Historical Home

Beginning a fixer-upper project of any kind can be exciting. If you’re dealing with a historical home, you might be even more eager to tackle the project—however, there’s also a chance you have some serious (and often well-founded) concerns.

Restoring a historical home isn’t the same as renovating a neglected house built only a few decades ago. However, chances are, you will be considerably more focused on preserving the historical aspects of the property rather than tearing everything down and starting over again. No doubt, there is an extra level of care and intention involved in restoring a historical home.

Not only that, but the older structure of the home and the unique building materials that were used can cause complications of their own. You’re bound to run into your fair share of surprises in the process, which also means that the cost of restoration can quickly grow higher and higher—possibly far more than you had initially accounted for at the start.

Are you looking to turn a poorly maintained historical home into the property of your dreams? This is entirely possible to achieve, as long as you know what you’re doing. Here are some tips on how to properly restore a historical home with minimal conflict and frustration.

Be wary of water damage

Not only is water damage a serious issue in general, but it can also be even more severe when it comes to historical homes.

If water damage has gone unrepaired for many years, there’s a good chance that dry rot has started to develop. It’s even possible that insects have been drawn to the moisture, leading to infestations.

Before you proceed too far into restoration, try to spot any water damage—check the ceilings, windows, and floors. Be thorough, and make sure that you’ve checked it all.

Water damage can also indicate significant structural issues to the house, which will need to be addressed as soon as possible.

Start small, when possible

This is especially true if you’re working with a more limited budget but are still looking to restore a historical home. No matter the size of the house, this project will be a significant undertaking—however, with larger houses, there are far more areas where problems (and costs) can begin adding up.

If your budget is on the smaller side, try to restore a smaller home. Although you’ll likely still need to perform major renovations and updates, there probably won’t be as many of them—plus, you won’t need to spend so much money on materials. Because remember, it’s not worth skimping on materials. Instead, you should prioritize quality, and if that means restoring a more modest historical home, that’s likely the best route to take.

Start by working on the windows, roof, and masonry

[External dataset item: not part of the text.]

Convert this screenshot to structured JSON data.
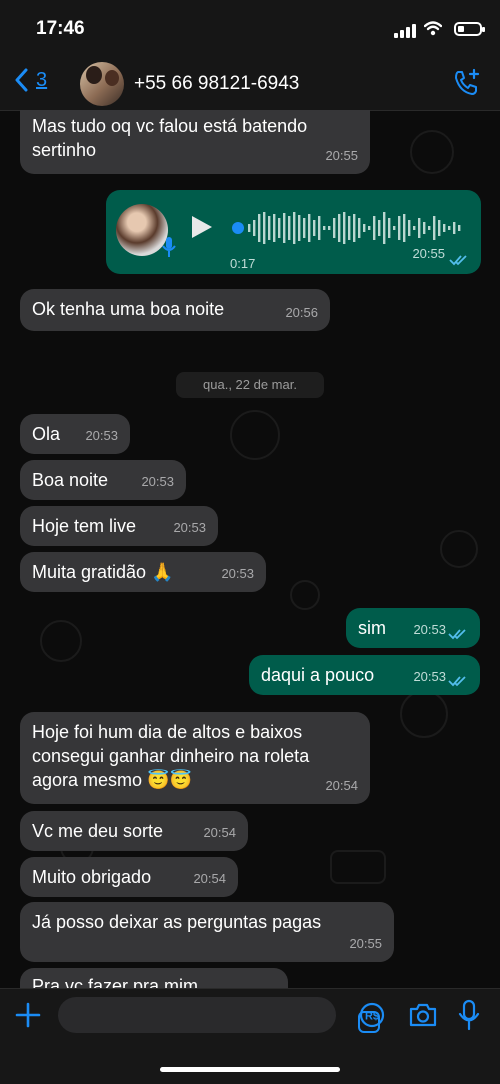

Not sure where to begin on the restoration process? Your best bet is to start with the windows, roof, and masonry of the home. Rather than focusing on the aesthetic aspects of the home right away, the house must be secure and in good structural shape. Remember to home in on the practical concerns before the aesthetic ones—those can wait, while a crumbling structure most certainly can’t.

Contact Able Roof

Are you currently restoring a historical home and want to ensure that the roof or masonry is in good shape? Considering calling in the roofers at Able Roof, located in Central Ohio. We can take a close look at the home’s current roof and masonry to make sure everything is sound. We can also perform necessary repairs and replacements with the utmost efficiency. Get in touch with us to receive a free estimate.